This recipe was fairly straightforward and we liked the bread a lot.  I'm still not sure if making one's own baguettes is worth the work, since it's so easy to buy great baguettes.  On the other hand, French bread is good when it's very fresh, and baking at home gets it to you as fresh as possible.

The dough has very few ingredients, and doesn't even take too long to rise - one rise, shape the dough, rise again, and bake.  The recipe called for cake yeast, which I did not have (and also did not have time to obtain - where does one even get it? :-) so I used active dry yeast dissolved in water.   I had a time crunch on the day I was baking, so I even stuck the dough in the fridge for the first rise, and it still worked out great.  It kind of blew the lid off the bowl in the fridge, but that didn't seem to hurt anything.

I kneaded it by hand, rather than machine, because I was in the mood for that.  Long ago (back when I only worked four days per week - woohoo!) I used to bake bread every Friday, and taught myself a lot using the New Laurel's Kitchen Bread Book, so kneading and shaping is familiar to me.

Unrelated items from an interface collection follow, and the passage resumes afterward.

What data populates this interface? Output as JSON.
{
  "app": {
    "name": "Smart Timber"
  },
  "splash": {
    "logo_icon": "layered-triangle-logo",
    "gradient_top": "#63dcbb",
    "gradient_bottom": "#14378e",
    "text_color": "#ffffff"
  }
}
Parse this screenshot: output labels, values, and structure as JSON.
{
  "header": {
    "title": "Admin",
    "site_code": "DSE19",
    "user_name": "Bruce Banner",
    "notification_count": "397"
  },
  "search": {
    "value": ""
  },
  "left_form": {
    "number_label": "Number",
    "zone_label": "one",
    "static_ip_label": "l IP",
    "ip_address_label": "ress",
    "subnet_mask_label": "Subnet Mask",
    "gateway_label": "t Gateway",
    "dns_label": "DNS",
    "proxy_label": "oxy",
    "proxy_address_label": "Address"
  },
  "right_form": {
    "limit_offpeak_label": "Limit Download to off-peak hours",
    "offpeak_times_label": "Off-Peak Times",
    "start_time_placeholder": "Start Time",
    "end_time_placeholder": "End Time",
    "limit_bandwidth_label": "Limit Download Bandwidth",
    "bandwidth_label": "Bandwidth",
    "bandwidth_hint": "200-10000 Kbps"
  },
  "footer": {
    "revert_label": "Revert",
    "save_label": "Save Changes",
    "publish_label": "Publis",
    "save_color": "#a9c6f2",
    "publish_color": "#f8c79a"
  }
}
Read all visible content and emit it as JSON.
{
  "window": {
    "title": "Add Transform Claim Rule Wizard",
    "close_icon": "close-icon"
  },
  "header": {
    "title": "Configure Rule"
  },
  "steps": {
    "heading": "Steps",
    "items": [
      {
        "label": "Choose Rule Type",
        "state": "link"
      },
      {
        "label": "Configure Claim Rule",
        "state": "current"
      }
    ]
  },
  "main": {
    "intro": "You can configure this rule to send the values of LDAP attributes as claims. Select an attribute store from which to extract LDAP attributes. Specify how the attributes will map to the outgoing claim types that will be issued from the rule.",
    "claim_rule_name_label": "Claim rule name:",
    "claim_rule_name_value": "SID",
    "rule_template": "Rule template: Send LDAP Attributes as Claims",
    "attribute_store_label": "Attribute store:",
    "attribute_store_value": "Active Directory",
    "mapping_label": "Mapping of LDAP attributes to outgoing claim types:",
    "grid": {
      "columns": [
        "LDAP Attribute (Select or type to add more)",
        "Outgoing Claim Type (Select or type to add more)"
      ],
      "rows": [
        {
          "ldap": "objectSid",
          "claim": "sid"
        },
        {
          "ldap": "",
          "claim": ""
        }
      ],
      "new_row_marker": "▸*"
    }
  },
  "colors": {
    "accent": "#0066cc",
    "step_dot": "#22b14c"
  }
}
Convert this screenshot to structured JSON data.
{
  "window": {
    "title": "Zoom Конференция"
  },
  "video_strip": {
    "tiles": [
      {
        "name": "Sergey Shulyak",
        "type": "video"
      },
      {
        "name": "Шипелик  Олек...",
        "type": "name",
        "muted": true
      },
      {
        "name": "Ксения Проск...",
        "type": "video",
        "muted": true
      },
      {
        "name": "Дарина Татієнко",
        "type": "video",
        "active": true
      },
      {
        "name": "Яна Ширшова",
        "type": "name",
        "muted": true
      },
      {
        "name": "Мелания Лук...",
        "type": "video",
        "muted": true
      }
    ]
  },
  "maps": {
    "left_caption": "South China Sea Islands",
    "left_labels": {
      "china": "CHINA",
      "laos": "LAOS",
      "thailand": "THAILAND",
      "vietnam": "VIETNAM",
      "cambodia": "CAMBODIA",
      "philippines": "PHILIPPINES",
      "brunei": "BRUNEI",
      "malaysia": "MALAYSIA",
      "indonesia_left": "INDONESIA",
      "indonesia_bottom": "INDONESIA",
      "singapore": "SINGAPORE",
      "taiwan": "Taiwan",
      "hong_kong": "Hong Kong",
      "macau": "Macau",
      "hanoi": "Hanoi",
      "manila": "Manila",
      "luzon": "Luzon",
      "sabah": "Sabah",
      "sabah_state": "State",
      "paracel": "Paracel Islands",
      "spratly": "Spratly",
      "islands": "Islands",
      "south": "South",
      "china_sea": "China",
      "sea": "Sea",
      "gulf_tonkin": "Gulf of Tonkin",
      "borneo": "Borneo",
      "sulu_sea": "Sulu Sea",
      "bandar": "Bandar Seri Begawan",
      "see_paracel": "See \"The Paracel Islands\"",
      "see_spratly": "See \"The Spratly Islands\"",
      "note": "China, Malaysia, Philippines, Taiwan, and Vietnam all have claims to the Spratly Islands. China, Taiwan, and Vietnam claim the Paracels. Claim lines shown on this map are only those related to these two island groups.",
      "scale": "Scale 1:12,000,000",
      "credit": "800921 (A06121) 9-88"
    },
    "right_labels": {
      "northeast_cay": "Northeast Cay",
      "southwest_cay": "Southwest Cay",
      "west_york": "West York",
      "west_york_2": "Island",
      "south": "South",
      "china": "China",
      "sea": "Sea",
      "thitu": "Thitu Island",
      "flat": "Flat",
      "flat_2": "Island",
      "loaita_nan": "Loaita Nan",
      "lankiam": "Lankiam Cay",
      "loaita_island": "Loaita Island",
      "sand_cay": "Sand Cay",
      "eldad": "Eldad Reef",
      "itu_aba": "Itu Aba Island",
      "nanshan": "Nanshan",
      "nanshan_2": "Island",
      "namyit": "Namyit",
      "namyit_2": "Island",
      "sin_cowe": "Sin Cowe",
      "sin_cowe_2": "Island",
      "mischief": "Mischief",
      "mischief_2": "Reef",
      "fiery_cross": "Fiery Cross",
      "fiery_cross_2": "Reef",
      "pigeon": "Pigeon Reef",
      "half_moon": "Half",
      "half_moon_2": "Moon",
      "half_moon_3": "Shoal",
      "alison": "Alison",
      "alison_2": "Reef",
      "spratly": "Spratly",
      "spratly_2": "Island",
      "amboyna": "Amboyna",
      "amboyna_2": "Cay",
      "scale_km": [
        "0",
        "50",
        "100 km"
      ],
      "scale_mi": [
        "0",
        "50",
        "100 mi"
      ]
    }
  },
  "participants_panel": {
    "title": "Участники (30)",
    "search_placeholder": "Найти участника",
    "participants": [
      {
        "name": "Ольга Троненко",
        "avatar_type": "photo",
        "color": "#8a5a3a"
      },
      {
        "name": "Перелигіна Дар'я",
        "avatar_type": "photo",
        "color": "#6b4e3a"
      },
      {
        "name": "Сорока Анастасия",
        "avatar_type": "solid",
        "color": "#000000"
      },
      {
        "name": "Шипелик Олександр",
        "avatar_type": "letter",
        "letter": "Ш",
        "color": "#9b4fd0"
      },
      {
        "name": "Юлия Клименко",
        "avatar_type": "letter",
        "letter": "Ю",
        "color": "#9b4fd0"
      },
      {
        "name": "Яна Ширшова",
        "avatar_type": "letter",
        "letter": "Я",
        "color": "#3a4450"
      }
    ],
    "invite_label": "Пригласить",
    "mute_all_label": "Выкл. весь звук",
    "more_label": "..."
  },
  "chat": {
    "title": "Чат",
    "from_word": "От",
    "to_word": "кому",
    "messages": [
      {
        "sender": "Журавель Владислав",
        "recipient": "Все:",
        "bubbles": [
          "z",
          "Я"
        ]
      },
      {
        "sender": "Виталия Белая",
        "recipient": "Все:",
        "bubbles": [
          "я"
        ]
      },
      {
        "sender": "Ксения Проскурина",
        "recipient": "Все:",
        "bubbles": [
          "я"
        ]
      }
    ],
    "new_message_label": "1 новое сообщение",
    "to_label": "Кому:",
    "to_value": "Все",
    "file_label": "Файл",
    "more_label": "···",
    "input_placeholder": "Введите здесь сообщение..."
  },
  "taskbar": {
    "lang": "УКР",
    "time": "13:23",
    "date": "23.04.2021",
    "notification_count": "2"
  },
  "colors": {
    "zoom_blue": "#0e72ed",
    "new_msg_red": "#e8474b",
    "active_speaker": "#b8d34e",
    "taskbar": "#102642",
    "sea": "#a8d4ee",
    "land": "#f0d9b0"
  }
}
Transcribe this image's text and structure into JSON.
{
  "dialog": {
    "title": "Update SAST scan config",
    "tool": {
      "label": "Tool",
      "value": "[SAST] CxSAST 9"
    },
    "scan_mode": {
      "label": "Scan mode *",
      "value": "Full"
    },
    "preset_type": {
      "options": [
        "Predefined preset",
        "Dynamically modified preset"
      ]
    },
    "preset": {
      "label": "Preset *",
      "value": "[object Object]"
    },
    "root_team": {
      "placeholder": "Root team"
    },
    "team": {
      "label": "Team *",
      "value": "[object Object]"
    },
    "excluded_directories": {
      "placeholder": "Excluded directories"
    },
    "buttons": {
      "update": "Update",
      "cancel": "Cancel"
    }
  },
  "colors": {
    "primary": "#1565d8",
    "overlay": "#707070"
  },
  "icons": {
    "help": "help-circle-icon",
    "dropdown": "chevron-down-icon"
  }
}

I watched the video, and found myself kind of thinking about the "original" Julia child recipe that I have used in the past.  I really like Julia's explanations in general, and actually found the description in the book of how to shape the loaves rather inscrutable - a diagram in there might have helped.  The video was more illuminating, but I still kind of fudged the shaping process - something to perfect in the future.  Here's the dough after shaping, ready for its second rise:

I have a perforated metal pan for baguette baking (talk about specialty bakeware - got this as a gift), so I used that, rather than the baking stone.  It allows plenty of heat to circulate and keeps the bottom of the bread rounded rather than flat.

Thanks to everyone who has been reading and commenting on my blog - I enjoy the company of other bakers and always want to hear your thoughts!

Wednesday, September 3, 2014

Oven-Roasted Plum Cakes - TWD: Baking with Julia

Tuesdays with Dorie: Baking with Julia - 64th installment. The recipe is Oven-Roasted Plum Cakes.

This is a delicious recipe, and was fun to bake, despite the temperature in the kitchen being 90 degrees with very high humidity :-)   It's a great use of summer fruit, and we ate ours with ice cream.  I bet it would be good with other fruit as well.  I am curious about the recommendation in the book to use bittersweet chocolate sauce instead - maybe next time. 

The basic method is to make a brown-sugary butter cake batter and then put a surprisingly small amount of batter (2 heaping tablespoons!) into a dish, put a plum half cut-side up on top, and then sprinkle with more brown sugar before baking.  They are served face up, so you can see the carmelized plum.

I was initially a little intimidated by the amount of effort required (it was Labor Day holiday, and consequently, I felt lazy :-), but once I watched the video, it seemed easier than I had initially thought by reading the recipe in the book.  

This recipe makes 12 cakes - I had a patchwork of 10 little pans, so I made due with what I had.  My mini square pans only hold 4 ounces volume, which is half that of the recipe's recommendation of 8-9 ounce custard cups.  For those, I used a plum quarter instead of a half, and baked them for only about 12 minutes.   Here are the pans with batter and plums, and before brown sugar sprinkling:

I put a bit more than the recommended amount of batter in the half-size pans, because I didn't have enough pans, and the batter rose up and covered the plum, which wasn't as pretty (but still delicious).  Here is the result after baking. 

 They were slightly tricky to get out of the pan, as the fruit made them sticky, but since you serve them top side up, it was pretty easy to scoop out the remaining scraps from the pan and tuck them under the mini cake on the plate.